**WHAT THE TASK REQUIRES**
Scan the material for the string "location" and copy out every line in which it occurs.

**INFORMATION**
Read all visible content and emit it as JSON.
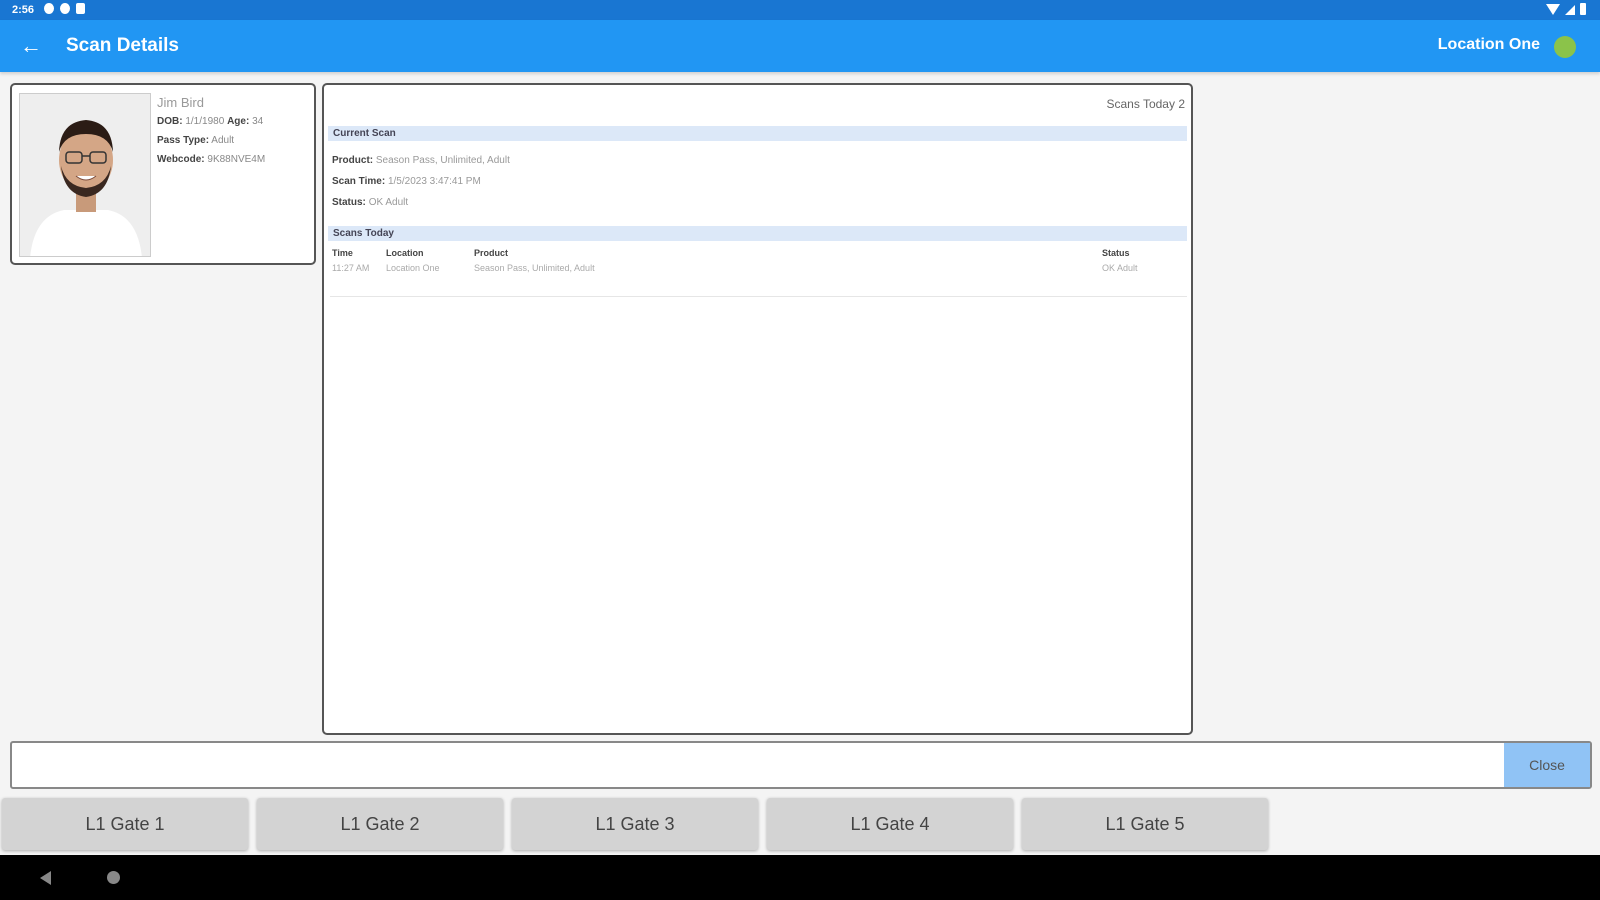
{
  "status_bar": {
    "time": "2:56"
  },
  "app_bar": {
    "title": "Scan Details",
    "location": "Location One",
    "status_color": "#8bc34a"
  },
  "person": {
    "name": "Jim Bird",
    "dob_label": "DOB:",
    "dob": "1/1/1980",
    "age_label": "Age:",
    "age": "34",
    "pass_type_label": "Pass Type:",
    "pass_type": "Adult",
    "webcode_label": "Webcode:",
    "webcode": "9K88NVE4M"
  },
  "detail": {
    "scans_today_label": "Scans Today",
    "scans_today_count": "2",
    "current_scan_header": "Current Scan",
    "product_label": "Product:",
    "product": "Season Pass, Unlimited, Adult",
    "scan_time_label": "Scan Time:",
    "scan_time": "1/5/2023 3:47:41 PM",
    "status_label": "Status:",
    "status": "OK Adult",
    "scans_today_header": "Scans Today",
    "columns": {
      "time": "Time",
      "location": "Location",
      "product": "Product",
      "status": "Status"
    },
    "rows": [
      {
        "time": "11:27 AM",
        "location": "Location One",
        "product": "Season Pass, Unlimited, Adult",
        "status": "OK Adult"
      }
    ]
  },
  "input": {
    "value": "",
    "close_label": "Close"
  },
  "gates": [
    "L1 Gate 1",
    "L1 Gate 2",
    "L1 Gate 3",
    "L1 Gate 4",
    "L1 Gate 5"
  ]
}
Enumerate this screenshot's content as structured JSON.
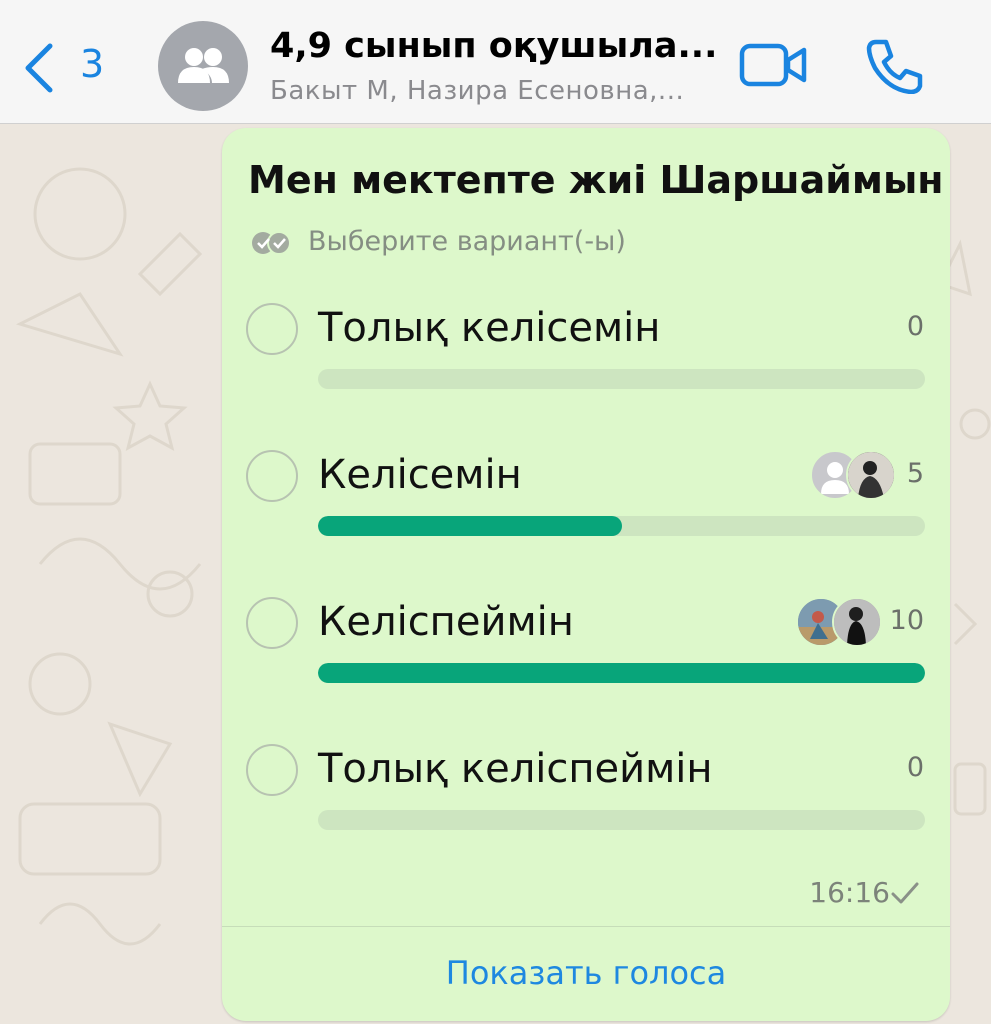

**RESULT**
    "location": "Location One",
      "location": "Location",
        "location": "Location One",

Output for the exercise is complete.